Regulatory T (Treg) cells (suppressor T cells) are essential for the maintenance of immune tolerance. Their main role is to stop T cell-mediated immune response at the end of an immune reaction. A second major task is to suppress auto-reactive T cells that escaped the process of negative selection in the thymus.
Two major classes of CD4+ Treg cells have been described - FoxP3+ Treg cells and FoxP3− Treg cells. FoxP3 (Forkhead-Box-Protein P3) is a essential DNA binding transcription factor for regulatory T cells).

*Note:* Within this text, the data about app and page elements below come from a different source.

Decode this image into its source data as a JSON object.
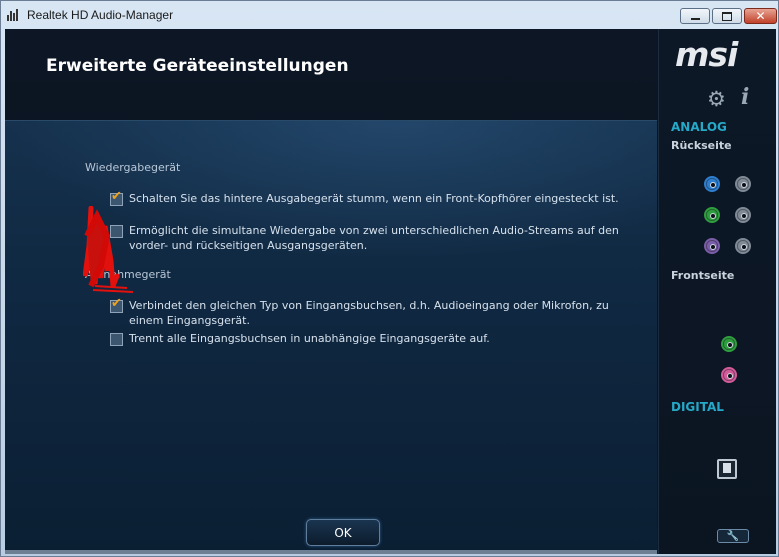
{
  "window": {
    "title": "Realtek HD Audio-Manager",
    "close_glyph": "✕"
  },
  "header": {
    "title": "Erweiterte Geräteeinstellungen"
  },
  "playback": {
    "section_title": "Wiedergabegerät",
    "options": [
      {
        "label": "Schalten Sie das hintere Ausgabegerät stumm, wenn ein Front-Kopfhörer eingesteckt ist.",
        "checked": true
      },
      {
        "label": "Ermöglicht die simultane Wiedergabe von zwei unterschiedlichen Audio-Streams auf den vorder- und rückseitigen Ausgangsgeräten.",
        "checked": false
      }
    ]
  },
  "recording": {
    "section_title": "Aufnahmegerät",
    "options": [
      {
        "label": "Verbindet den gleichen Typ von Eingangsbuchsen, d.h. Audioeingang oder Mikrofon, zu einem Eingangsgerät.",
        "checked": true
      },
      {
        "label": "Trennt alle Eingangsbuchsen in unabhängige Eingangsgeräte auf.",
        "checked": false
      }
    ]
  },
  "ok_button": "OK",
  "sidebar": {
    "logo": "msi",
    "settings_icon": "gear-icon",
    "info_icon": "info-icon",
    "info_glyph": "i",
    "analog_label": "ANALOG",
    "rear_label": "Rückseite",
    "front_label": "Frontseite",
    "digital_label": "DIGITAL",
    "rear_jacks": [
      "blue",
      "gray",
      "green",
      "gray",
      "purple",
      "gray"
    ],
    "front_jacks": [
      "green",
      "pink"
    ]
  },
  "colors": {
    "accent_cyan": "#26a9c8",
    "check_orange": "#f0a21c",
    "jack_blue": "#2e7fd0",
    "jack_green": "#2f9e3e",
    "jack_purple": "#7b5ea8",
    "jack_pink": "#d45b9a",
    "jack_gray": "#7f8a96"
  }
}
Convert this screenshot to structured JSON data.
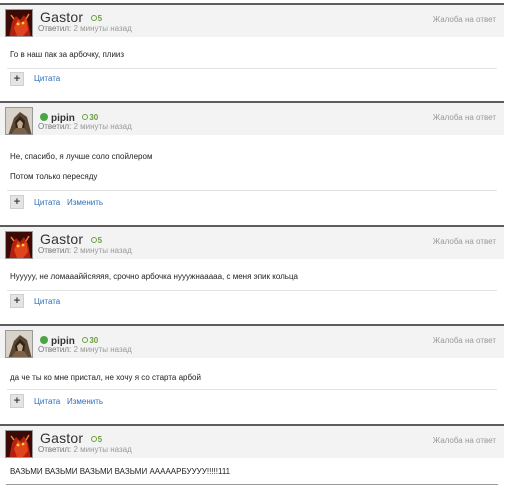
{
  "labels": {
    "report": "Жалоба на ответ",
    "answered": "Ответил:",
    "quote": "Цитата",
    "edit": "Изменить"
  },
  "posts": [
    {
      "author": "Gastor",
      "reputation": "5",
      "time": "2 минуты назад",
      "lines": [
        "Го в наш пак за арбочку, плииз"
      ]
    },
    {
      "author": "pipin",
      "reputation": "30",
      "time": "2 минуты назад",
      "lines": [
        "Не, спасибо, я лучше соло спойлером",
        "Потом только пересяду"
      ]
    },
    {
      "author": "Gastor",
      "reputation": "5",
      "time": "2 минуты назад",
      "lines": [
        "Нууууу, не ломаааййсяяяя, срочно арбочка нууужнааааа, с меня эпик кольца"
      ]
    },
    {
      "author": "pipin",
      "reputation": "30",
      "time": "2 минуты назад",
      "lines": [
        "да че ты ко мне пристал, не хочу я со старта арбой"
      ]
    },
    {
      "author": "Gastor",
      "reputation": "5",
      "time": "2 минуты назад",
      "lines": [
        "ВАЗЬМИ ВАЗЬМИ ВАЗЬМИ ВАЗЬМИ АААААРБУУУУ!!!!!111"
      ]
    }
  ],
  "colors": {
    "header_bg": "#f3f3f3",
    "link": "#2c6eb8",
    "reputation": "#6a9f3d",
    "online": "#4aa645"
  },
  "icons": {
    "gastor_avatar": "red-demon-avatar",
    "pipin_avatar": "hooded-figure-avatar",
    "plus": "plus-icon"
  }
}
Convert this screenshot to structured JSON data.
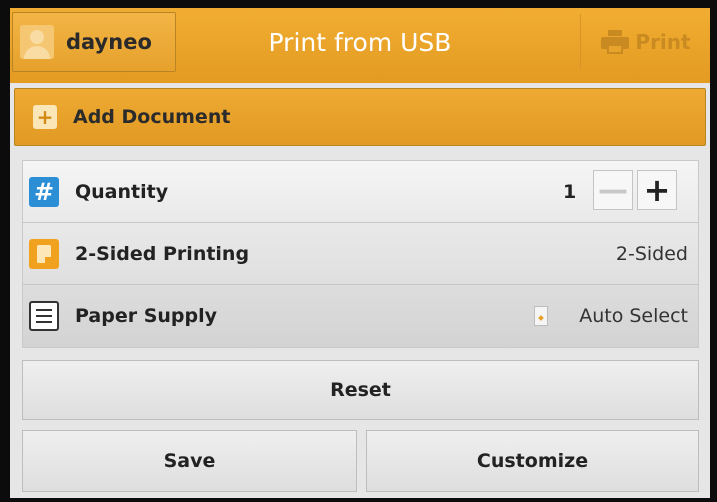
{
  "header": {
    "user_name": "dayneo",
    "title": "Print from USB",
    "print_label": "Print"
  },
  "add_document": {
    "label": "Add Document"
  },
  "settings": {
    "quantity": {
      "label": "Quantity",
      "value": "1",
      "minus": "—",
      "plus": "+"
    },
    "two_sided": {
      "label": "2-Sided Printing",
      "value": "2-Sided"
    },
    "paper_supply": {
      "label": "Paper Supply",
      "value": "Auto Select"
    }
  },
  "actions": {
    "reset": "Reset",
    "save": "Save",
    "customize": "Customize"
  },
  "colors": {
    "header_orange": "#e39b22",
    "quantity_icon_blue": "#2c8fd6",
    "two_sided_icon_orange": "#f0a21f"
  },
  "icons": {
    "user": "user-avatar-icon",
    "print": "printer-icon",
    "add": "plus-icon",
    "quantity": "hash-icon",
    "two_sided": "document-icon",
    "paper_supply": "tray-icon",
    "paper_size": "paper-icon"
  }
}
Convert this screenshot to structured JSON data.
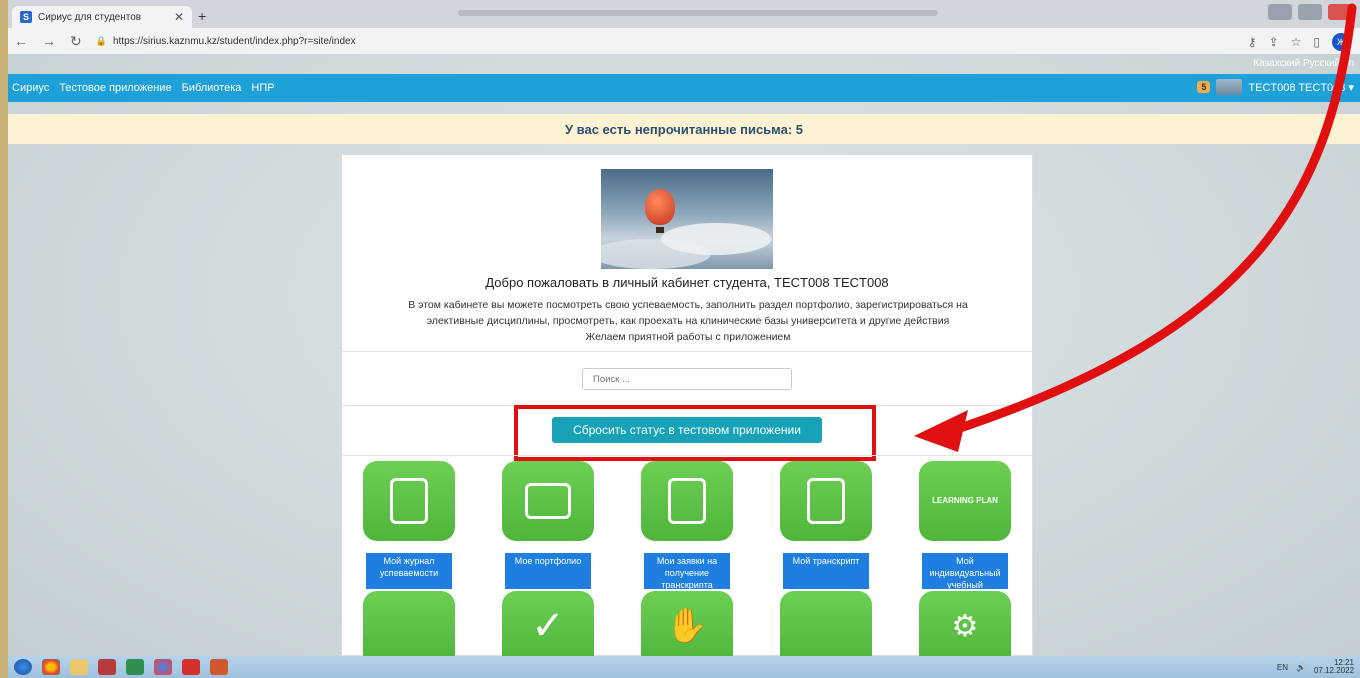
{
  "browser": {
    "tab_title": "Сириус для студентов",
    "tab_favicon": "S",
    "new_tab": "+",
    "url": "https://sirius.kaznmu.kz/student/index.php?r=site/index",
    "profile_initial": "Ж"
  },
  "lang": {
    "text": "Казахский Русский en"
  },
  "nav": {
    "items": [
      "Сириус",
      "Тестовое приложение",
      "Библиотека",
      "НПР"
    ],
    "mail_badge": "5",
    "user": "TECT008 TECT008 ▾"
  },
  "alert": "У вас есть непрочитанные письма: 5",
  "welcome": {
    "title": "Добро пожаловать в личный кабинет студента, TECT008 TECT008",
    "line1": "В этом кабинете вы можете посмотреть свою успеваемость, заполнить раздел портфолио, зарегистрироваться на",
    "line2": "элективные дисциплины, просмотреть, как проехать на клинические базы университета и другие действия",
    "line3": "Желаем приятной работы с приложением"
  },
  "search": {
    "placeholder": "Поиск ..."
  },
  "reset_button": "Сбросить статус в тестовом приложении",
  "tiles": [
    {
      "icon": "journal-icon",
      "label": "Мой журнал успеваемости"
    },
    {
      "icon": "briefcase-icon",
      "label": "Мое портфолио"
    },
    {
      "icon": "transcript-request-icon",
      "label": "Мои заявки на получение транскрипта"
    },
    {
      "icon": "transcript-icon",
      "label": "Мой транскрипт"
    },
    {
      "icon": "learning-plan-icon",
      "label": "Мой индивидуальный учебный"
    }
  ],
  "tiles_row2": [
    {
      "icon": "clipboard-student-icon"
    },
    {
      "icon": "checkmark-icon"
    },
    {
      "icon": "hand-icon"
    },
    {
      "icon": "hospital-icon"
    },
    {
      "icon": "head-gears-icon"
    }
  ],
  "learning_plan_text": "LEARNING PLAN",
  "taskbar": {
    "lang": "EN",
    "time": "12:21",
    "date": "07.12.2022"
  },
  "colors": {
    "navbar": "#1ea1d8",
    "reset_button": "#17a2b8",
    "tile_green": "#5cc245",
    "tile_label_blue": "#1e7fe0",
    "annotation_red": "#e01010"
  }
}
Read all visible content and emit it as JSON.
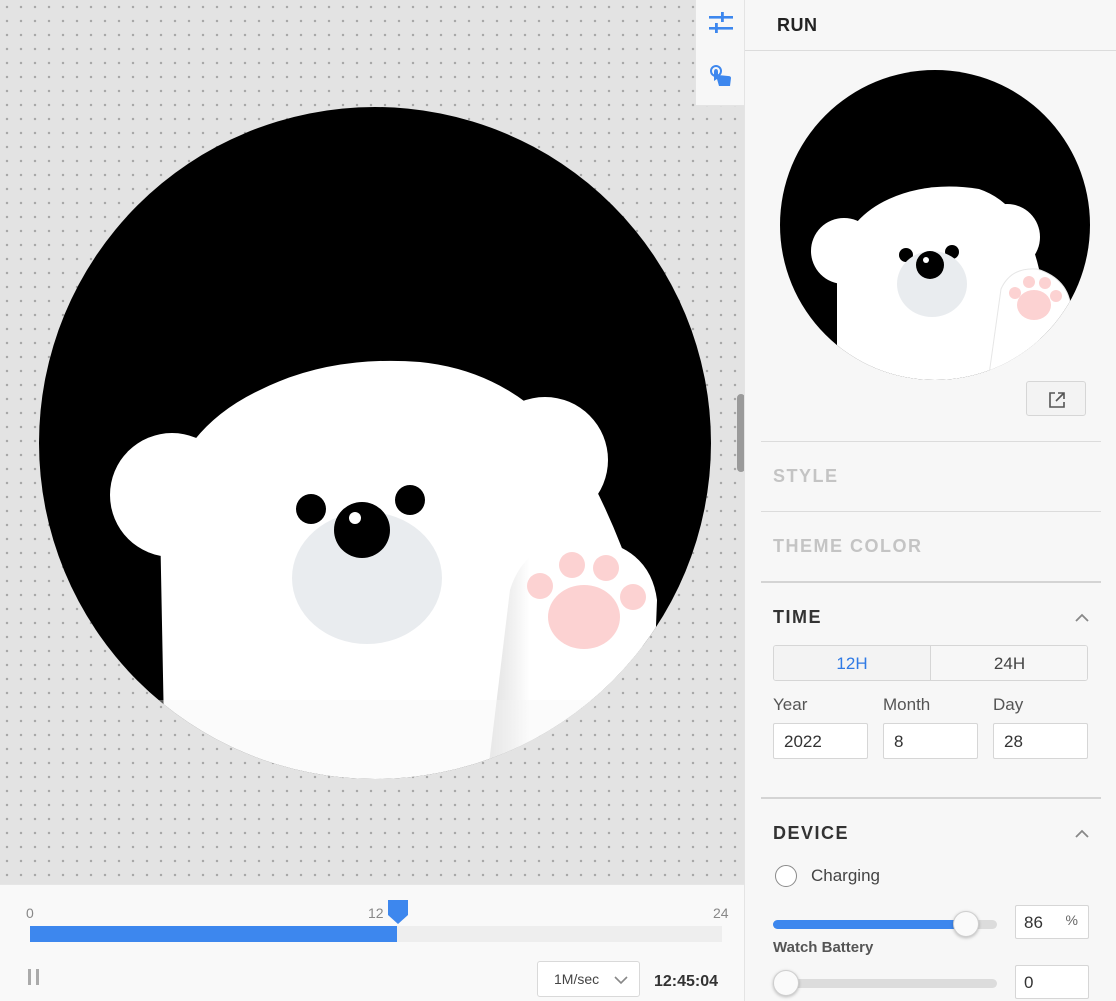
{
  "colors": {
    "accent": "#3d87ee",
    "face_black": "#000000",
    "bear_white": "#ffffff",
    "muzzle": "#e9ecef",
    "paw_pad": "#fcd2d2"
  },
  "canvas": {
    "tools": [
      {
        "icon": "sliders-icon"
      },
      {
        "icon": "touch-hand-icon"
      }
    ]
  },
  "timeline": {
    "ticks": [
      "0",
      "12",
      "24"
    ],
    "progress_fraction": 0.53,
    "speed": "1M/sec",
    "clock": "12:45:04"
  },
  "panel": {
    "title": "RUN",
    "open_icon": "open-external-icon",
    "sections": {
      "style": "STYLE",
      "theme_color": "THEME COLOR",
      "time": "TIME",
      "device": "DEVICE"
    },
    "time": {
      "format_options": [
        "12H",
        "24H"
      ],
      "selected_format": "12H",
      "year_label": "Year",
      "month_label": "Month",
      "day_label": "Day",
      "year": "2022",
      "month": "8",
      "day": "28"
    },
    "device": {
      "charging_label": "Charging",
      "battery_value": "86",
      "battery_unit": "%",
      "battery_label": "Watch Battery",
      "slider2_value": "0"
    }
  }
}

Regulatory T cells can develop either during normal development in the thymus, and are then known as thymic Treg cells, or can be induced peripherally and are called peripherally derived Treg cells. Both subsets require the expression of the transcription factor FoxP3 which can be used to identify the cells. Mutations of the FoxP3 gene can prevent regulatory T cell development, causing the fatal autoimmune disease IPEX.
Several other types of T cell have suppressive activity, but do not express FoxP3. These include Tr1 cells and Th3 cells, which are thought to originate during an immune response and act by producing suppressive molecules. Tr1 cells are associated with IL-10, and Th3 cells are associated with TGF-beta. Recently, Treg17 cells have been added to this list.